International Day of the Girl began as part of the United Nations’ renewed commitment to women and girls under the 2015 Sustainable Development Goals. This means not only keeping girls in school, increasing access to reproductive healthcare and menstrual hygiene products, ending child marriages and all forms of sexual violence, and making sure women are in leadership roles at every level of society. This commitment also recognizes how investing in women and girls around the world is the key to solving other complex global issues, from ending poverty and hunger to making political and social institutions more just and equitable.

WISER girls have learned that when women and girls succeed, our world succeeds. When they were entering primary school, girls in their community faced insurmountable odds. Sexual violence, lack of access to sanitary products, early pregnancy and marriage, and economic hardship meant that girls rarely finished secondary school, and almost never made it to college.

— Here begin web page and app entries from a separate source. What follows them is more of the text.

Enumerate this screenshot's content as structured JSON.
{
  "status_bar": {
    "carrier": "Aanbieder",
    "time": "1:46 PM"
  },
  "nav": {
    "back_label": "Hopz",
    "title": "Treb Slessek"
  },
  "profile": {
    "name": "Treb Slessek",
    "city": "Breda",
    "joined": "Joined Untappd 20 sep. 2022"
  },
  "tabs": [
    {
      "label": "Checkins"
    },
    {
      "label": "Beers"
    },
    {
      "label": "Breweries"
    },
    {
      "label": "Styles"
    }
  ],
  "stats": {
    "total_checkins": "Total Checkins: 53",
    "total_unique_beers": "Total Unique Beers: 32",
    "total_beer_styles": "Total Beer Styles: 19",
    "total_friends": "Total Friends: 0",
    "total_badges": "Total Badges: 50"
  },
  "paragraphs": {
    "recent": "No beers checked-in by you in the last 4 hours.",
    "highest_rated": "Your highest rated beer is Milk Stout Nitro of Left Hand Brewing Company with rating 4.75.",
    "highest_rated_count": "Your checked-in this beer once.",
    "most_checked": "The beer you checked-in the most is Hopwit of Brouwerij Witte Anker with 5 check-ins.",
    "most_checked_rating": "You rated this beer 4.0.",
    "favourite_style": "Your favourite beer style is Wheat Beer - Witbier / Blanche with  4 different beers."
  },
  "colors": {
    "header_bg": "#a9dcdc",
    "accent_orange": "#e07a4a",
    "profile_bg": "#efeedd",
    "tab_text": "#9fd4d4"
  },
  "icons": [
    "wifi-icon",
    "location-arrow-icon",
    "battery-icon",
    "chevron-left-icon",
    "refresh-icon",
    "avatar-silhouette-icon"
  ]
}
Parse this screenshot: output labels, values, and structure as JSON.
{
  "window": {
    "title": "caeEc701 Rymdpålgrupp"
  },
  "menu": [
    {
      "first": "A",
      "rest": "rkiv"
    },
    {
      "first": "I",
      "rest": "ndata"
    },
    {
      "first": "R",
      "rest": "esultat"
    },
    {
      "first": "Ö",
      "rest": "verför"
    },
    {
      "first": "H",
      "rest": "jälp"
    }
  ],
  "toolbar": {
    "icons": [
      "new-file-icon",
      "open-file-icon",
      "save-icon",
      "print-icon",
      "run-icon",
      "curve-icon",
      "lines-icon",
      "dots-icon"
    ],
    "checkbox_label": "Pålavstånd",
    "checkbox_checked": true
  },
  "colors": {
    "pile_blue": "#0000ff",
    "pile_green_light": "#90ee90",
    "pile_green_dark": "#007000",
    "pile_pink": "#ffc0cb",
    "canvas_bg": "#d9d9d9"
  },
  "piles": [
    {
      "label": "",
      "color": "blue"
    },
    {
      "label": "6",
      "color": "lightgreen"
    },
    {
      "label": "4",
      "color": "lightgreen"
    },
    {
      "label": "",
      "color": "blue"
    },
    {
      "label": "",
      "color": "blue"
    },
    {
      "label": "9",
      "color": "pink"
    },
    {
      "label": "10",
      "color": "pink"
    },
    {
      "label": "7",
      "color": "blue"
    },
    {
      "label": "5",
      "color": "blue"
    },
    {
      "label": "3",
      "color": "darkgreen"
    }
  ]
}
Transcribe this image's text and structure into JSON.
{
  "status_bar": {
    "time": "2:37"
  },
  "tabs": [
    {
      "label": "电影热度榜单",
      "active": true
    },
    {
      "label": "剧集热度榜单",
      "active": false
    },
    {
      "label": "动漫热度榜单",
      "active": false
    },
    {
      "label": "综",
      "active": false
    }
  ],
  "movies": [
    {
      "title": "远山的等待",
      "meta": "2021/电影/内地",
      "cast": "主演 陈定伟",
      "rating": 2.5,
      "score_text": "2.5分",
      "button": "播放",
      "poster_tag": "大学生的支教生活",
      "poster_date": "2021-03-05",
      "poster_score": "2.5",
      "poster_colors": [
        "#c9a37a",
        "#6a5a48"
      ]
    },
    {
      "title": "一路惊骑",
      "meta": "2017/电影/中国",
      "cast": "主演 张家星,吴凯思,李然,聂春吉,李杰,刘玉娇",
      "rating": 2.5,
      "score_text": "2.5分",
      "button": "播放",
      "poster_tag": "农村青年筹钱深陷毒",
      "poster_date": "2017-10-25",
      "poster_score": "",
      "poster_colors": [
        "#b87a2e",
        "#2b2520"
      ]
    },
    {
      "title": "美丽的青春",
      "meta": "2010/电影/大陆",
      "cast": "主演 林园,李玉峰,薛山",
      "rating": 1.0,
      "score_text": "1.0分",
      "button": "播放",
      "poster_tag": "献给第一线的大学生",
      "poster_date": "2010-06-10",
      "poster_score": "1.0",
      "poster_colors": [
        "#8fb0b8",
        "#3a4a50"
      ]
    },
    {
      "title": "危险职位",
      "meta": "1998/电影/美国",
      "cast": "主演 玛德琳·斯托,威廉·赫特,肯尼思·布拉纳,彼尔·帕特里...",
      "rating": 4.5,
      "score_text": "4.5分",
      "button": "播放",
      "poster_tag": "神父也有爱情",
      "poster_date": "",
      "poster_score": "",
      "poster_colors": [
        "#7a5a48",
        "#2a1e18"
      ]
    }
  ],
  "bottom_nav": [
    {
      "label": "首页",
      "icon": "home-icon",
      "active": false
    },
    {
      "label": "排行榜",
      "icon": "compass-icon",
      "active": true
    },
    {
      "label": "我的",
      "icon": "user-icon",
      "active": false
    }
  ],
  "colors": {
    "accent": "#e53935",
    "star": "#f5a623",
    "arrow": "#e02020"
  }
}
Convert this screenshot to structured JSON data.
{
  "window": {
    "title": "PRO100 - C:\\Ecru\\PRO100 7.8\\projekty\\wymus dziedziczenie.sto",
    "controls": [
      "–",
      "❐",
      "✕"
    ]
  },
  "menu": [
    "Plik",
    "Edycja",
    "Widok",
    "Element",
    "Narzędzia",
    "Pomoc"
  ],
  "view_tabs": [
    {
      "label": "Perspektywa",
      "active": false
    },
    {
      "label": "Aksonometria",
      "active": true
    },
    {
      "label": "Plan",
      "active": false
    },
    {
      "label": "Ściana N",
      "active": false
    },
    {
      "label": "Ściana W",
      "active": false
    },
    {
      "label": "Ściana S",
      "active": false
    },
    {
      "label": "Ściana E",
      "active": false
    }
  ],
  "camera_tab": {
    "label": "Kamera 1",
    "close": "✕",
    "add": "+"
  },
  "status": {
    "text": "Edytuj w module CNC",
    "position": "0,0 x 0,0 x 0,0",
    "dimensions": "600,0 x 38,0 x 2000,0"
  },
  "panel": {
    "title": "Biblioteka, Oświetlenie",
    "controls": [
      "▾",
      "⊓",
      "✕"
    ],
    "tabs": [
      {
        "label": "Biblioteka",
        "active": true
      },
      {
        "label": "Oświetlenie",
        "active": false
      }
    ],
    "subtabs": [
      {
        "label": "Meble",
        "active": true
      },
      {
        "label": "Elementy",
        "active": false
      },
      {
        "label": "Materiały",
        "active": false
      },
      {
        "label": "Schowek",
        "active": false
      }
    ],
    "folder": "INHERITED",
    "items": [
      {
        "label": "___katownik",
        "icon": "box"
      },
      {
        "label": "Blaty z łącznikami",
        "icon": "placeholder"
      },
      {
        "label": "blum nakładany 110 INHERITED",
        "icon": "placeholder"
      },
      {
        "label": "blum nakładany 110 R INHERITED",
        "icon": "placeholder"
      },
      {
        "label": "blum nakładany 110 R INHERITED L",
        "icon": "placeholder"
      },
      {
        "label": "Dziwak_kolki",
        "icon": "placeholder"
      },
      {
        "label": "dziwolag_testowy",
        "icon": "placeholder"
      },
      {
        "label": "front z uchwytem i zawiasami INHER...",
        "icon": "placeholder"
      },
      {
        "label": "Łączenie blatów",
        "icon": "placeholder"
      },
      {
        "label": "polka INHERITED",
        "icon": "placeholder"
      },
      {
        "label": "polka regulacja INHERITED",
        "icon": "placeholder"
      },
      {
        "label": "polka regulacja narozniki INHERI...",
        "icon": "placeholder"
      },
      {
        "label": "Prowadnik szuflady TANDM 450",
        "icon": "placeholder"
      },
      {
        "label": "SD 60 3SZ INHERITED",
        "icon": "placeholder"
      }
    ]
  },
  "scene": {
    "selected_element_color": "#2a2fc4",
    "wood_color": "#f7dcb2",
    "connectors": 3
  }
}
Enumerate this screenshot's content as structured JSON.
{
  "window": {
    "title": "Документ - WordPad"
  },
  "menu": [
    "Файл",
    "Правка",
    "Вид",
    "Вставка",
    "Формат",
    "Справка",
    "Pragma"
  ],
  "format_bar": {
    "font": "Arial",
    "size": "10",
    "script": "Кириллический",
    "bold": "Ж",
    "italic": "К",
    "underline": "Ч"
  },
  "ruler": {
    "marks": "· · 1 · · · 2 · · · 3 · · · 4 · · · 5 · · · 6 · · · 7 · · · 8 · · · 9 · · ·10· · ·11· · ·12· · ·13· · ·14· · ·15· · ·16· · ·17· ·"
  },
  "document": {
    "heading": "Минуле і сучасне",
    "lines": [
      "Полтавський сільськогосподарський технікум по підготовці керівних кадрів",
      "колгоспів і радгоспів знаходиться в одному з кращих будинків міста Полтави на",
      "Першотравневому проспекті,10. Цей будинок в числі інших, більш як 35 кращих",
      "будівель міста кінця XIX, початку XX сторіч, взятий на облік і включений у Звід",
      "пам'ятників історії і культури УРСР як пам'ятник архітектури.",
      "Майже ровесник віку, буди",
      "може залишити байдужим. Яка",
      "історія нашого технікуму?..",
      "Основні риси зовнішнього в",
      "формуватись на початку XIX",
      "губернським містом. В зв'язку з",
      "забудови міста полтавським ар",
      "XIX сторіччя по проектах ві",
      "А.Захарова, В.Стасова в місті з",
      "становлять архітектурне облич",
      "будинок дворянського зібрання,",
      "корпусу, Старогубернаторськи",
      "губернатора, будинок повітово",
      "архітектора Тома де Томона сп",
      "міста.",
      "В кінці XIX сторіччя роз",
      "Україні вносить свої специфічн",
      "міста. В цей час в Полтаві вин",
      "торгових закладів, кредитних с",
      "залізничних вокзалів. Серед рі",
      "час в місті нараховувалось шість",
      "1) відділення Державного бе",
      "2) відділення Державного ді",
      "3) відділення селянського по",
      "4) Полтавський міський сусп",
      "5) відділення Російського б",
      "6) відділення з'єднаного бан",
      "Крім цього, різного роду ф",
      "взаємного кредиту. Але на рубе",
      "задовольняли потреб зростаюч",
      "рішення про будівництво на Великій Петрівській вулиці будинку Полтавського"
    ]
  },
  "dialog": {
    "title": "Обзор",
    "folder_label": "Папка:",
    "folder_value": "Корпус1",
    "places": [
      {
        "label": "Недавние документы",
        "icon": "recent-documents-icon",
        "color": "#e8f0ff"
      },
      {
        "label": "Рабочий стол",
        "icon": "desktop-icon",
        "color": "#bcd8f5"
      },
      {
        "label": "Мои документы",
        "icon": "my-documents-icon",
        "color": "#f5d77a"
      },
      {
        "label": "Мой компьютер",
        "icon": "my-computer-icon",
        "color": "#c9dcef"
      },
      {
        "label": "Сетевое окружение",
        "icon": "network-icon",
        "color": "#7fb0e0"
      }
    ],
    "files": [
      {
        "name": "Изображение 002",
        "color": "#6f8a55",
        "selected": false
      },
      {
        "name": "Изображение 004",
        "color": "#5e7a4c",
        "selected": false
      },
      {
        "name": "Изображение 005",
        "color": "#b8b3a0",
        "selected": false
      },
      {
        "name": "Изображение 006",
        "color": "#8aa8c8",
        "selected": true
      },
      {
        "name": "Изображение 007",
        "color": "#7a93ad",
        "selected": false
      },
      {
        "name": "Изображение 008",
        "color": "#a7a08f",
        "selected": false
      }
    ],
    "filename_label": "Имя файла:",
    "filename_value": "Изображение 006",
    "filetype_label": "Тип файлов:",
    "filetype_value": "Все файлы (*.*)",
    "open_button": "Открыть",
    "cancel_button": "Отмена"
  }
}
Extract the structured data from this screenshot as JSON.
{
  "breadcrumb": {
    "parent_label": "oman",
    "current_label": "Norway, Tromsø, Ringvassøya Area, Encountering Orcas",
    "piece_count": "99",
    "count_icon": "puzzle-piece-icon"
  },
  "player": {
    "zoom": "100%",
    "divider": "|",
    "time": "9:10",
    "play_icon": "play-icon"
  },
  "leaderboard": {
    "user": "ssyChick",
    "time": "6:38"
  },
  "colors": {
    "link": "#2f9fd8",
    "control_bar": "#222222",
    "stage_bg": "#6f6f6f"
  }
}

Almost a decade later, WISER’s investment in the education, healthcare, and wellbeing of girls has meant hundreds of girls with secondary school diplomas, clean water for a whole community, sexual and reproductive health education for thousands of primary schoolers, sustainable energy and farming on campus and beyond, and greater economic potential for women and their families.

But while these are the most visible ways that WISER girls have changed their community for the better, even more importantly, WISER girls have changed how women and girls are valued in their community.

Women and girls used to be expected to stay in the home, with little control over the economic and healthcare choices of themselves and their families. Now, girls are marching through the streets, making their voices heard.

The theme for this year’s International Day of the Girl was “Unscripted and Unstoppable" - an effort to highlight how girls rewrite the scripts of gender-based bias and violence that are present throughout the world and use their power to make unstoppable, vital, and extraordinary changes in their communities.

WISER girls are doing just that, not just by sitting in classrooms, but by showing the girls younger than them growing up in Muhuru Bay that they have potential to be unscripted and unstoppable, too.

In these girls’ lifetimes, they have seen a cosmic shift in the roles of girls in their community. WISER girls are here to celebrate all that girls are and all that they can be, as all of us, our staff, our supporters, our volunteers, and our students, work together to build a future where every girl is educated, well, and able to follow her dreams.Together, we're going to flip the script of gender roles and gender violence and see girls become unstoppable forces for change in the world.

What a reason to celebrate.

Share on Twitter Share on Facebook

About Project Reports

Project Reports on GlobalGiving are posted directly to globalgiving.org by Project Leaders as they are completed, generally every 3-4 months. To protect the integrity of these documents, GlobalGiving does not alter them; therefore you may find some language or formatting issues.

If you donate to this project or have donated to this project, you will get an e-mail when this project posts a report. You can also subscribe for reports via e-mail without donating.

Get Reports via Email

We'll only email you new reports and updates about this project.

Organization Information

WISER International

Location: Durham, NC - USA
Facebook: Facebook Page
Twitter: @WISER_Intl
Project Leader:
Emily Dake
Durham, NC United States
$478,525 raised of $600,000 goal
5,911 donations
$121,475 to go
Donate Now

Pay Bill: 891300
Account: GG19783

Donating through GlobalGiving is safe, secure, and easy with many payment options to choose from. View other ways to donate

WISER International has earned this recognition on GlobalGiving:
Add Project to Favorites

Help raise money!

Support this important cause by creating a personalized fundraising page.

Start a Fundraiser

Learn more about GlobalGiving

Teenage Science Students
Vetting +
Due Diligence


Woman Holding a Gift Card
Gift Cards

Young Girl with a Bicycle

Sign up for the GlobalGiving Newsletter

WARNING: Javascript is currently disabled or is not available in your browser. GlobalGiving makes extensive use of Javascript and will not function properly with Javascript disabled. Please enable Javascript and refresh this page.